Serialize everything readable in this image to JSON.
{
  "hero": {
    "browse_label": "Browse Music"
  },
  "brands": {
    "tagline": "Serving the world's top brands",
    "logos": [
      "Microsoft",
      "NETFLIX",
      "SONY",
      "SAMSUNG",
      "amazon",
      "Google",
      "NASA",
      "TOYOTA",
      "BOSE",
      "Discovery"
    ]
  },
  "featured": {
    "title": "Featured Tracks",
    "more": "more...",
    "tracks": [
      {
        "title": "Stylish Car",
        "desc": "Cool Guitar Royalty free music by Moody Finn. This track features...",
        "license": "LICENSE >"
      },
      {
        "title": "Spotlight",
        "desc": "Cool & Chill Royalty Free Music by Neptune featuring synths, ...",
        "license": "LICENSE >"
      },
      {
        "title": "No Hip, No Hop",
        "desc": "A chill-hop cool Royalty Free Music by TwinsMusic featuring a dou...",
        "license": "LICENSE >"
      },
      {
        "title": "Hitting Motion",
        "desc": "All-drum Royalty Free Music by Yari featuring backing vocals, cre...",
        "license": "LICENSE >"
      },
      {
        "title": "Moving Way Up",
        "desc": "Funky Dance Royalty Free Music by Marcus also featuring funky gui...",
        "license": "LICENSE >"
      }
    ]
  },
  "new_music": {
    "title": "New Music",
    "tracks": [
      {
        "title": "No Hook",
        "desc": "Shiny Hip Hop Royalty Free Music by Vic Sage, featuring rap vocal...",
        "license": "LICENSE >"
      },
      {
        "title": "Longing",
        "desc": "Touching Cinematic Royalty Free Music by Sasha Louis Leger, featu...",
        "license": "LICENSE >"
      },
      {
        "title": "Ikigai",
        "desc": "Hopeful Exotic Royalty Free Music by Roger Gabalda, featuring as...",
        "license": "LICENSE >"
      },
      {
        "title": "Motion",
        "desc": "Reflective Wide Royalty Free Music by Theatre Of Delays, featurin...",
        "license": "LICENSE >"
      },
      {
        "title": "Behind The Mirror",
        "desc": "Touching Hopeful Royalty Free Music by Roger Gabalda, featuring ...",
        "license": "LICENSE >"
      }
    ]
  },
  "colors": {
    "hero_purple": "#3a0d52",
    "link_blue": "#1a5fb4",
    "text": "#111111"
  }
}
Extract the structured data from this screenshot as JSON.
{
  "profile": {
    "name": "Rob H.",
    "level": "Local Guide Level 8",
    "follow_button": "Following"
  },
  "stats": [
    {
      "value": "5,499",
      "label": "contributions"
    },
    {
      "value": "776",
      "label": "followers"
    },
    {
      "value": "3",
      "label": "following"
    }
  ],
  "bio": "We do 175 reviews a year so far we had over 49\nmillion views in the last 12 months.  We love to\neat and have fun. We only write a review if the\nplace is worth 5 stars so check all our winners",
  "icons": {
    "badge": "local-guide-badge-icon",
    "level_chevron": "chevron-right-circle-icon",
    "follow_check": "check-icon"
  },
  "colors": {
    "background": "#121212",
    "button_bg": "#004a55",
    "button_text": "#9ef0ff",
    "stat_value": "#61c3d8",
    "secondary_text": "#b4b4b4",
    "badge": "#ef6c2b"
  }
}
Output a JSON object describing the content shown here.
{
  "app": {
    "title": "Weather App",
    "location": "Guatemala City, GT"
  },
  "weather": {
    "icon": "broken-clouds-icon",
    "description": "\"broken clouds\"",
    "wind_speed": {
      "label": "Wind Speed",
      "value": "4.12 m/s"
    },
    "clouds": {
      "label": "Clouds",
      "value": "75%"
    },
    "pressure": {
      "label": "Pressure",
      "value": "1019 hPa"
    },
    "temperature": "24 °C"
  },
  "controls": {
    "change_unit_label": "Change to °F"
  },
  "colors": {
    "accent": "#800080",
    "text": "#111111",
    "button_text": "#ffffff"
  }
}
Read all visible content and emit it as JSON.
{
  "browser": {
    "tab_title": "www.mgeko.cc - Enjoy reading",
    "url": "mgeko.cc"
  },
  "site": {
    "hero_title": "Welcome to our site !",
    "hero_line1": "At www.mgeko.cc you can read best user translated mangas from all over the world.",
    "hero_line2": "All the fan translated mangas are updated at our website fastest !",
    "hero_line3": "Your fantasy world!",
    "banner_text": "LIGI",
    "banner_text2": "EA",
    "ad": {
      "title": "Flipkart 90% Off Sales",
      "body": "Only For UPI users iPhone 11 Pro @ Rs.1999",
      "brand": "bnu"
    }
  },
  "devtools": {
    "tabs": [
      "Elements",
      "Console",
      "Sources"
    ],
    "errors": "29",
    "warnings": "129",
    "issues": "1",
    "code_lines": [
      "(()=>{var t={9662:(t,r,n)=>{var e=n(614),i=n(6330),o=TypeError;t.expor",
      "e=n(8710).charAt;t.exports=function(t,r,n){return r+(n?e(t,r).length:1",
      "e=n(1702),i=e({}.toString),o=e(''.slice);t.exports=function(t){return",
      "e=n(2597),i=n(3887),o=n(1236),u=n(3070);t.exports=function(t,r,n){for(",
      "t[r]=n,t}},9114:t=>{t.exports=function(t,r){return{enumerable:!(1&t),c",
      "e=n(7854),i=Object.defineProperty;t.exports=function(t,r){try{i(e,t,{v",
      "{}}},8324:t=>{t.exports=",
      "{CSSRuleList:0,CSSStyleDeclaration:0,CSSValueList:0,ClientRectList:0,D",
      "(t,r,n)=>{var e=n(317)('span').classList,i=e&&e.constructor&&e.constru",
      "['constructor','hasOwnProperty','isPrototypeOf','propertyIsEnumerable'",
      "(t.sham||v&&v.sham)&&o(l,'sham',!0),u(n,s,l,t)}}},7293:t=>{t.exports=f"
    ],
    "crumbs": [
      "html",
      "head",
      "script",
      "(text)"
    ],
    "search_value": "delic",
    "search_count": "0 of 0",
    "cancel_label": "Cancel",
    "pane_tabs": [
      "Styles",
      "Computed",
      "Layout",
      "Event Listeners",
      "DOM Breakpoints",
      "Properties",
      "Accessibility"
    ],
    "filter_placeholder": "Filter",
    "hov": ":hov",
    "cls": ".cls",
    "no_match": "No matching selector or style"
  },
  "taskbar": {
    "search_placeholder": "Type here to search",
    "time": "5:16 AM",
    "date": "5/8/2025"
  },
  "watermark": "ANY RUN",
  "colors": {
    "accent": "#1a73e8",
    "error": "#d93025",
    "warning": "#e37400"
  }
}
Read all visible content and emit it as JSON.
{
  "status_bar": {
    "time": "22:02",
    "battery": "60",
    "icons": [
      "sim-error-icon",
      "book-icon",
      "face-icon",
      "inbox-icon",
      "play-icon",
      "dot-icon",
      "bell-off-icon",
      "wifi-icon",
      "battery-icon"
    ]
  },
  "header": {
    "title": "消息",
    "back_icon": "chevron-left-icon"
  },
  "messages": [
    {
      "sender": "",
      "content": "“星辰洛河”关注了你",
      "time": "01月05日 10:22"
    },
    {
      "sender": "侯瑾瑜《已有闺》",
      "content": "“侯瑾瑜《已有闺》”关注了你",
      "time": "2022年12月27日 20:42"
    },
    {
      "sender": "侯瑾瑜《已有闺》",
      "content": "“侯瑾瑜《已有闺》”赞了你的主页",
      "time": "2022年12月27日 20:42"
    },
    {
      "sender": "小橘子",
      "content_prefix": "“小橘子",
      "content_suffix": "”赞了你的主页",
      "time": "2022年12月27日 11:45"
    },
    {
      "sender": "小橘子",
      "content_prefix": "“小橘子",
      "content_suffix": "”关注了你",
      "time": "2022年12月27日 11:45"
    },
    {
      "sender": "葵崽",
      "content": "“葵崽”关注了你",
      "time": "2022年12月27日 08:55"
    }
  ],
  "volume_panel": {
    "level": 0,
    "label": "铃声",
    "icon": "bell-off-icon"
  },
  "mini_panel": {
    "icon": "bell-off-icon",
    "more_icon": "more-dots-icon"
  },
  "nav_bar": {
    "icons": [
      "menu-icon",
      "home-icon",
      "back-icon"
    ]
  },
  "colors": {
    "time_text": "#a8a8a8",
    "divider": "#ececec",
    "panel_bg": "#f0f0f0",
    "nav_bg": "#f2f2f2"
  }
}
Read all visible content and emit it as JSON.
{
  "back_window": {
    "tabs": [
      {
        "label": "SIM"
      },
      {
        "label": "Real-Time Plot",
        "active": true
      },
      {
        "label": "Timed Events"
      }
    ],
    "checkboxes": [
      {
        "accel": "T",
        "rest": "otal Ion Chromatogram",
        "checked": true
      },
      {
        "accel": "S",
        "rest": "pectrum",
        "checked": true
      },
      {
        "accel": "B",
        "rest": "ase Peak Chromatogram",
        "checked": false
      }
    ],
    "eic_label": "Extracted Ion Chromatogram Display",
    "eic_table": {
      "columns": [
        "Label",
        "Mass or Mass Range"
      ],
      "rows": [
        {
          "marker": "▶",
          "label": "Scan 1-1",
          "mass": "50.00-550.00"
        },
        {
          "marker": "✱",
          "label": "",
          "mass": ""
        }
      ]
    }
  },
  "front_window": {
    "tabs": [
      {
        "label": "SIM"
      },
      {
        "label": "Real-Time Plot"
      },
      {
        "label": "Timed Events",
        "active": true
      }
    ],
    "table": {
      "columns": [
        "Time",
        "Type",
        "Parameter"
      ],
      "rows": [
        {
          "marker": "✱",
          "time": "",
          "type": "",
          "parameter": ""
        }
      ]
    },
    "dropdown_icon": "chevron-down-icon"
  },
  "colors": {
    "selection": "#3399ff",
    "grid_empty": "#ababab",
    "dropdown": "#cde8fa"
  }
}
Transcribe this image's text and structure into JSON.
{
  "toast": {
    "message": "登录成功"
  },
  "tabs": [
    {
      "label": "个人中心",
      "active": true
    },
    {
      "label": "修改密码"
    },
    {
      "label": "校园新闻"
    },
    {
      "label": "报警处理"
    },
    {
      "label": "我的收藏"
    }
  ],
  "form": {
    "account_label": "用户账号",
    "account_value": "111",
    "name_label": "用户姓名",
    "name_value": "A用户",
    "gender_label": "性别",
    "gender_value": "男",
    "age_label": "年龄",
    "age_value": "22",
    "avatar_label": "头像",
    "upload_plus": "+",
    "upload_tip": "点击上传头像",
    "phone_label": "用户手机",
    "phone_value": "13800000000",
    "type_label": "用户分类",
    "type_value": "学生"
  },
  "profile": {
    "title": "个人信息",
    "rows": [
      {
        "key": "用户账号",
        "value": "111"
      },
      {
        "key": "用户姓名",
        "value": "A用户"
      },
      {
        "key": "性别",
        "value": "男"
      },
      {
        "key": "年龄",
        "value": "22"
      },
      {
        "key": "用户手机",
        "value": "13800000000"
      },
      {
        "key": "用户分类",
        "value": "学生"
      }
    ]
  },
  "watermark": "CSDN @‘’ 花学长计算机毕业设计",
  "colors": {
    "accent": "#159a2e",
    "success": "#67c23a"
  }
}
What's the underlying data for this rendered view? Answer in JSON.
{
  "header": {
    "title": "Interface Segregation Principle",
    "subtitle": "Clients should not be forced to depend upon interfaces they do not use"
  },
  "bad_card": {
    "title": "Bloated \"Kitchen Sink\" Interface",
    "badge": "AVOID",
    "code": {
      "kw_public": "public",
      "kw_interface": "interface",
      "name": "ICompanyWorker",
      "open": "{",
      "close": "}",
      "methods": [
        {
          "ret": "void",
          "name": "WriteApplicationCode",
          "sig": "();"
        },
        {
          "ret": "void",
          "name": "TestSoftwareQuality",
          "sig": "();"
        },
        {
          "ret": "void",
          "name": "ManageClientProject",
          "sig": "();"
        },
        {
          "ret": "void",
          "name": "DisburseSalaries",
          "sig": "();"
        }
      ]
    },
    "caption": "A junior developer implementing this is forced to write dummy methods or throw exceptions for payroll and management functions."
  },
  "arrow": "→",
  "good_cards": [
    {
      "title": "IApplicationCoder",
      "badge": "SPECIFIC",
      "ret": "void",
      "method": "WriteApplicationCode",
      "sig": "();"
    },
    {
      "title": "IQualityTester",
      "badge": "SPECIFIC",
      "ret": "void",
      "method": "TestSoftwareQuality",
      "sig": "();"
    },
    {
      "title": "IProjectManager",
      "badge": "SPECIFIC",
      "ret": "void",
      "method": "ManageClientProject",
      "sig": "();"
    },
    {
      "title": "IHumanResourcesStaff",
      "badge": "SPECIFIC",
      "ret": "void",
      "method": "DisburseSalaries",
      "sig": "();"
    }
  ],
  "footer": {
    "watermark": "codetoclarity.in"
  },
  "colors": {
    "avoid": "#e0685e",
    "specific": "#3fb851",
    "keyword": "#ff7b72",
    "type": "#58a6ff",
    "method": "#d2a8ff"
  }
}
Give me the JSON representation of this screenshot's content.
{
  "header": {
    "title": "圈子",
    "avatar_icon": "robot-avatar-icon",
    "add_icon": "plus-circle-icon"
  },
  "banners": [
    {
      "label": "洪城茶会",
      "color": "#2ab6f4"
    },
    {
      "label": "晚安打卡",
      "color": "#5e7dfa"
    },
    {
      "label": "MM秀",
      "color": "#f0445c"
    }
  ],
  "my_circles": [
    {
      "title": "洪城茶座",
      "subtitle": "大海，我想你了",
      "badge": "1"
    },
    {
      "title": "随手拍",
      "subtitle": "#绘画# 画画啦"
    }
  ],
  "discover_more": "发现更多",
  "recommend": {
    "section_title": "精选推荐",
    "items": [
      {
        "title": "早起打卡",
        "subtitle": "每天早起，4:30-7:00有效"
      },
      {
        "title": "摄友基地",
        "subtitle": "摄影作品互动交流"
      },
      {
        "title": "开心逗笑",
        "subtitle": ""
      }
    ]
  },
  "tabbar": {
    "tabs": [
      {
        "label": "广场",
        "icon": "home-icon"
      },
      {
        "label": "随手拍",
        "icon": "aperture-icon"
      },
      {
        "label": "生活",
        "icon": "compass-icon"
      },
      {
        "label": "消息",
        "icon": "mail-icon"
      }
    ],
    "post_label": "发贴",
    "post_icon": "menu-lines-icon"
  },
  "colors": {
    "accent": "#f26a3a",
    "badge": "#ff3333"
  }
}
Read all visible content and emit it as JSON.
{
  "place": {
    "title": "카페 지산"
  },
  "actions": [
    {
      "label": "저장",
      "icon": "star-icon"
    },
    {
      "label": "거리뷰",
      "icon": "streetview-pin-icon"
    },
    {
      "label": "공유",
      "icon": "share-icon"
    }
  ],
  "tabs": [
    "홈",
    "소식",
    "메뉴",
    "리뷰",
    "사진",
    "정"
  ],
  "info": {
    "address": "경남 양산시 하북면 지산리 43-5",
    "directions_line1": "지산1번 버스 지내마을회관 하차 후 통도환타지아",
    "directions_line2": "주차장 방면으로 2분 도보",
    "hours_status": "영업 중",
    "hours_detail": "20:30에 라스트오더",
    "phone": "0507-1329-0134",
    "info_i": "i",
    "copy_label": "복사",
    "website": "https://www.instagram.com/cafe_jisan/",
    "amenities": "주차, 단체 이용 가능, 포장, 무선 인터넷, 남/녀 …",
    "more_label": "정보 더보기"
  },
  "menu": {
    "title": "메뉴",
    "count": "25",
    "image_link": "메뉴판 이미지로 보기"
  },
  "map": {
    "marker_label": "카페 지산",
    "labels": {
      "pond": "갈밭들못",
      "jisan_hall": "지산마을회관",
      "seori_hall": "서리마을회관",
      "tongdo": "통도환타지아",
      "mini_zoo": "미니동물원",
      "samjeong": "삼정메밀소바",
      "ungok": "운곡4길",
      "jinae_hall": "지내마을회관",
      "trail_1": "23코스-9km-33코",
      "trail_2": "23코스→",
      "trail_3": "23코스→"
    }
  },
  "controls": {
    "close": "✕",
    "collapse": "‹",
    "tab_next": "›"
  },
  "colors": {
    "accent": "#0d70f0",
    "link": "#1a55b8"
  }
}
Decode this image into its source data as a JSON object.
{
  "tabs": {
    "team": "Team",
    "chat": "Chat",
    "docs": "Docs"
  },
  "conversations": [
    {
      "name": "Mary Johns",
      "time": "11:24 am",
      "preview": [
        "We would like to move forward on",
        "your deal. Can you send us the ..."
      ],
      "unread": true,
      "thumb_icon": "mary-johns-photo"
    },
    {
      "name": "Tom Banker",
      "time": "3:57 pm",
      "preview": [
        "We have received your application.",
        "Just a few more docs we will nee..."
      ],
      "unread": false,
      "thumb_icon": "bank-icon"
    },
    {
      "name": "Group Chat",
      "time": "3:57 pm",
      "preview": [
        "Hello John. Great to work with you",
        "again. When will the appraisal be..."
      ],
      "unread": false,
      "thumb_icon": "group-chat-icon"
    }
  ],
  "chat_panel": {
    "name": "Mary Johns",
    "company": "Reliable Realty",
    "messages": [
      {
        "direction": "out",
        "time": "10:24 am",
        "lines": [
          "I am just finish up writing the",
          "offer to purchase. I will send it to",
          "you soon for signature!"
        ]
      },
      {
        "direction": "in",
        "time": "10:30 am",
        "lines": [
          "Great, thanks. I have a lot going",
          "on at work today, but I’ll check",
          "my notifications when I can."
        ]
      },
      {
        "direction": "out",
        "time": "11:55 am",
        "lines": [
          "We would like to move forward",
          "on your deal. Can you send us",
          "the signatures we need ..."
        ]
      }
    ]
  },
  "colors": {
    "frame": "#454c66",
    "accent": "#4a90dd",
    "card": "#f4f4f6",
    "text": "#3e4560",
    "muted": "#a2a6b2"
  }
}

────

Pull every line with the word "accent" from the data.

    "accent": "#800080",
    "accent": "#1a73e8",
    "accent": "#159a2e",
    "accent": "#f26a3a",
    "accent": "#0d70f0",
    "accent": "#4a90dd",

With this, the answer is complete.